## ACTIVITY
Only lines with the string "title" should be returned from the data below.

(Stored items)
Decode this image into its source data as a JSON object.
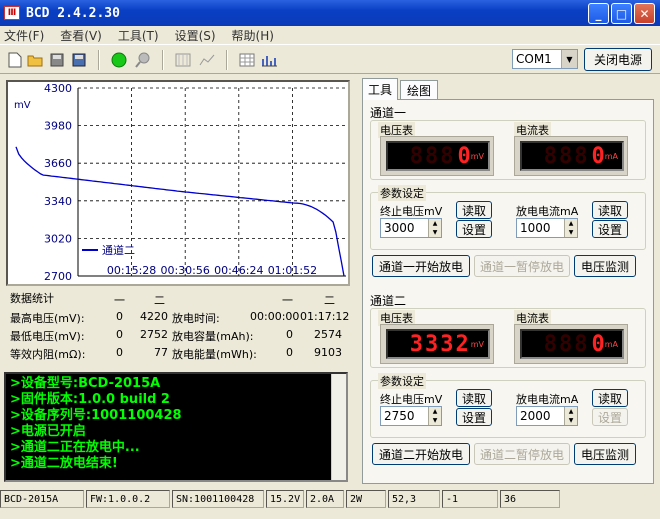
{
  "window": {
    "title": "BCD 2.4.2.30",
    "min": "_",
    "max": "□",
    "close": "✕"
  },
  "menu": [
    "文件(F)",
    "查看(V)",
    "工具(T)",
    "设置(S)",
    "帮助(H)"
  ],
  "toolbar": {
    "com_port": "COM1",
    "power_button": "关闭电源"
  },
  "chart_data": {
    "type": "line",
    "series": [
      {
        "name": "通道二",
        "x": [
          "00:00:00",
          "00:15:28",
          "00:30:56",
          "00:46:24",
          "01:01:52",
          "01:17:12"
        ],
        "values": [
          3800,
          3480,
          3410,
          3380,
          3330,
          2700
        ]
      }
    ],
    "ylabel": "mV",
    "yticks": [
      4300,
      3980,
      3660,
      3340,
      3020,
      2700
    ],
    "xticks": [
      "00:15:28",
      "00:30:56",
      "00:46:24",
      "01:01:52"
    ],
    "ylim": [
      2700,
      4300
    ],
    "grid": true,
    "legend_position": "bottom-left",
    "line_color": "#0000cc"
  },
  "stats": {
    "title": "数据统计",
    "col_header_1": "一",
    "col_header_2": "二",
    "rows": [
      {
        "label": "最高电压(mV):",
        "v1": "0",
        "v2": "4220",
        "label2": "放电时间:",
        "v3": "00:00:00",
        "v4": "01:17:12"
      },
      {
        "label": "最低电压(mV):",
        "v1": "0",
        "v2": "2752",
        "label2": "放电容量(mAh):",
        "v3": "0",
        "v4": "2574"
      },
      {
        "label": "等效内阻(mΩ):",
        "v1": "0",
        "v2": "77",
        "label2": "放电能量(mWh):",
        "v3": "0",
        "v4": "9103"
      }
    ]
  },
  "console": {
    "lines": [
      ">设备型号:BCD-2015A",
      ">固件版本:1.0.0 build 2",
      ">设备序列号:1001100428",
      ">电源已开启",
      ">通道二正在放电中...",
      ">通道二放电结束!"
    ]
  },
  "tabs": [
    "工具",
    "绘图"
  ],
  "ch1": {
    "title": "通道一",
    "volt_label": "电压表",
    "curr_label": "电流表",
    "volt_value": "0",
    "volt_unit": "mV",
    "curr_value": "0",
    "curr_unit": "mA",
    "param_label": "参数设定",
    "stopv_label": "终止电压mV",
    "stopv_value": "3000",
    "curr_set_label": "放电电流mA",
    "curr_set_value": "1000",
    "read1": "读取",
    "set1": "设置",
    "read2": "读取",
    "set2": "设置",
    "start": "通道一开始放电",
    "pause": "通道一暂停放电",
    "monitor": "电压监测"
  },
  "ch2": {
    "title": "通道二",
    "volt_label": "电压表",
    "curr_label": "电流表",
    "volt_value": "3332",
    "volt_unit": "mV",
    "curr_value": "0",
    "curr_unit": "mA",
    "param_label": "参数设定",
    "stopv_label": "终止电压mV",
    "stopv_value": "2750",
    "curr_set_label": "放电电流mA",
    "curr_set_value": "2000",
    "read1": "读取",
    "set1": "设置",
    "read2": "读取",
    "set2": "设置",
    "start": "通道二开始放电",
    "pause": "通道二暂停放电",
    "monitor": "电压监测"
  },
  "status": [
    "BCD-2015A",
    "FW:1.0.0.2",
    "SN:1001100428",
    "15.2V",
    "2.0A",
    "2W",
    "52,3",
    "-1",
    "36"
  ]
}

## YOUR SOLUTION
    "title": "BCD 2.4.2.30",
    "title": "数据统计",
    "title": "通道一",
    "title": "通道二",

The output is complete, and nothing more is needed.